ORLANDO, Fla. — CableLabs and MSO executives have disclosed plans for DOCSIS 3.1, the next generation of cable-modem technology that promises to enable data speeds of 10 Gigabits per second or more — and let MSOs stay ahead of the bandwidth curve into the next decade.
The DOCSIS 3.1 spec uses new modulation technology and eliminates the traditional 6-Megahertz channel divisions, to use spectrum more efficiently. However, 3.1 will require backward-compatibility with existing 3.0 cable modems and CMTSs, and will not force MSOs to make any changes on their hybrid fiber-coax plant to deploy initially.
“I can’t emphasize this enough: You don’t have to change your plant to deploy DOCSIS 3.1,” Matt Schmitt, CableLabs director of DOCSIS specifications, said. “It can maximize what you can get out of your existing plant, but make it future-proof.”
Schmitt outlined the plans for the specification at a 90-minute special session jointly presented by the Society of Cable Telecommunications Engineers and CableLabs here last Thursday (Oct. 18).
CableLabs expects to publish the DOCSIS 3.1 spec in 2013, and hopes to enable equipment vendors to deliver their first products in 2014.
“It’s a pretty quick follow-on to 3.0 and is a very substantial change,” SNL Kagan analyst Ian Olgeirson said. “I foresee challenges ahead for the development of the spec and the equipment, and the eventual implementation.”
Some vendors were skeptical that DOCSIS 3.1 products could be introduced within two years.
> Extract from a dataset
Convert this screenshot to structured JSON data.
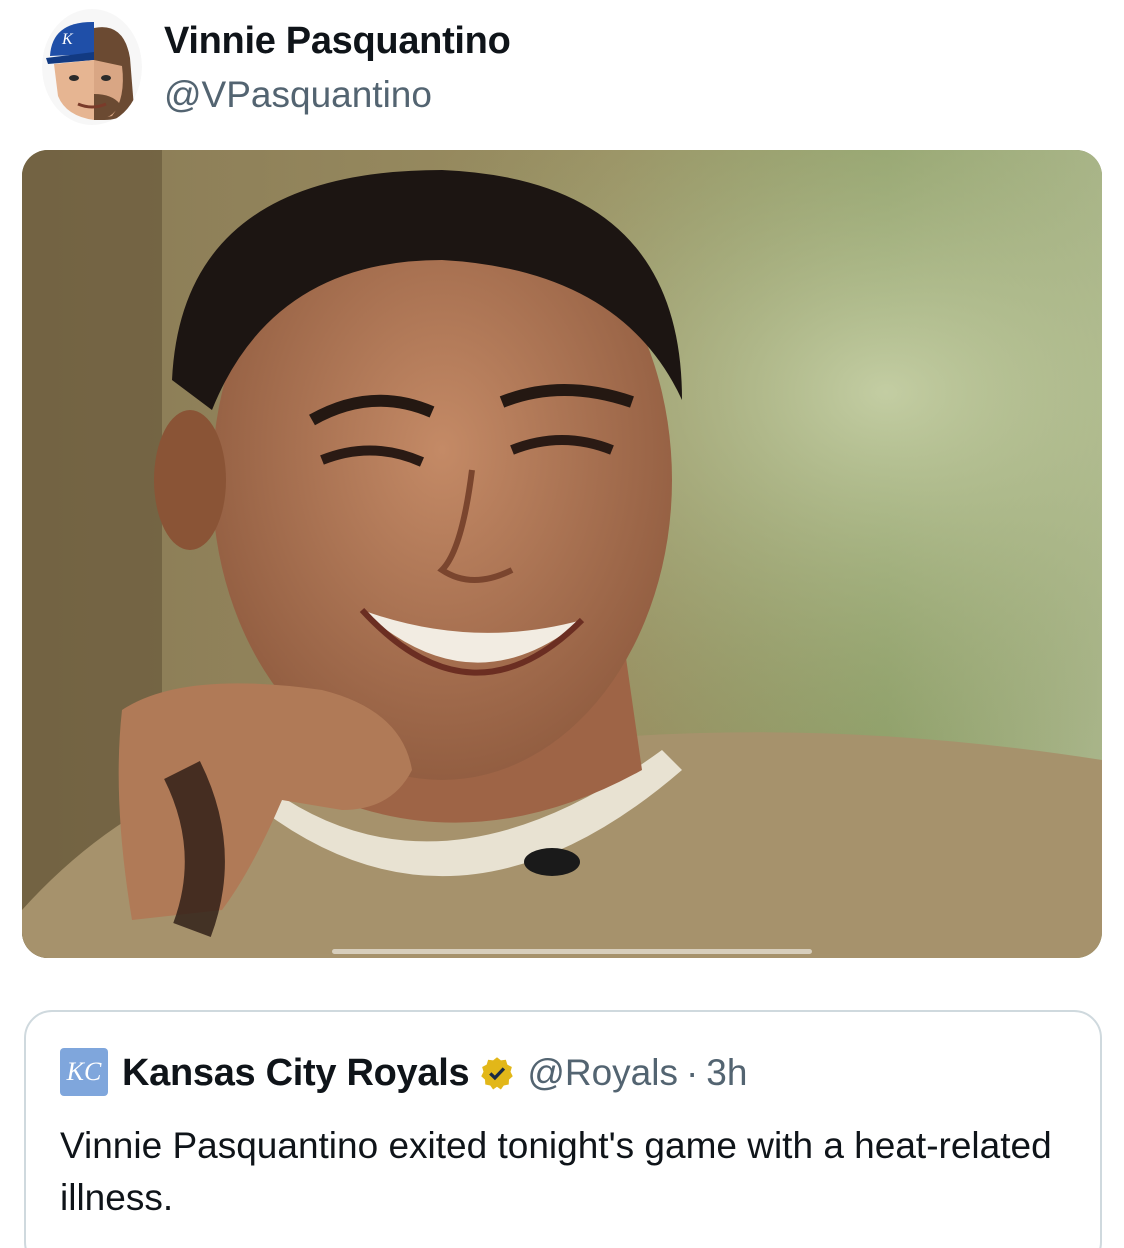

Silicon vendors will likely take 18 to 24 months after the spec is published to release 3.1 chips, according to Mark Palazzo, vice president and general manager of Cisco Systems’ Access Network business unit, meaning equipment would not be available before 2015.
The 3.1 spec will be designed to efficiently provide 10 Gigabits per second of bandwidth downstream and at least 1 Gbps upstream — “probably more,” Schmitt said. “That’s where we believe we’ll need to go with the technology.”
At the same time, CableLabs is aiming for a significant cost reduction in terms of cost per bit delivered with DOCSIS 3.1. “It should be dropping signifi cantly from one generation to the next, and that’s absolutely a key component of what we’re trying to do,” Schmitt said.
DOCSIS 3.1 uses a new forward errorcorrection (FEC) scheme, Low Density Parity Check (LDPC). That will let MSOs move to higher-order modulations, from 256-QAM today to up to 4096-QAM or even beyond, according to Schmitt. The advantage: 4096-QAM is 50% more efficient than 256-QAM.
“You get more bits per second over the same spectrum,” he said.
For example, with DOCSIS 3.1, delivering 5 Gbps of downstream capacity will take 500 Megahertz of spectrum, whereas 3.0 would take 780 MHz.
To gain even more efficiencies, DOCSIS 3.1 also incorporates orthogonal frequency division multiplexing (OFDM) for both upstream and downstream. That will create 20- 50 KHz channels transferred in a block — “mini-channels” essentially bonded together — to break the traditional 6-MHz channelization (or 8 MHz in Europe).
Another benefit of OFDM is that it’s widely adopted, and the cable industry hopes to “ultimately attract a larger ecosystem of chip set vendors into the ecosystem,” Schmitt said.
DOCSIS 3.1 will be required to be backward-compatible with 3.0. On the headend side, a 3.1 CMTS or Converged Cable Access Platform (CCAP) device will have to support at least 24 downstream and eight upstream DOCSIS 3.0 QAMs, Schmitt said.
That hybrid 3.0/3.1 approach will let MSOs start buying DOCSIS 3.1 modems or gateways even if they don’t have headend equipment yet.
Comcast vice president of access architecture Jorge Salinger said he expects the MSO to deploy 3.1-based customer-premises equipment first, then turn on DOCSIS 3.1 in the downstream before finally — if necessary — switching on 3.1 for the upstream.
“We wanted to develop a smooth transition strategy,” he said.
Key features of the proposed DOCSIS 3.1 spec, which CableLabs expects to publish next year:
Targeted at providing upwards of 10 Gigabits per second downstream and 1 Gbps or more in the upstream;
Eliminates 6-MHz channel divisions using more efficient OFDM modulation and LDPC forward-error correction;
Will not require changes to HFC plant or headend for initial deployment; and Will require backward compatibility with DOCSIS 3.0, with 24 downstream and eight upstream QAM channels.
SOURCE: Multichannel News research
CableLabs and its MSO members have set an aggressive schedule for DOCSIS 3.1, which aims to dramatically boost data speeds to 10 Gbps or more.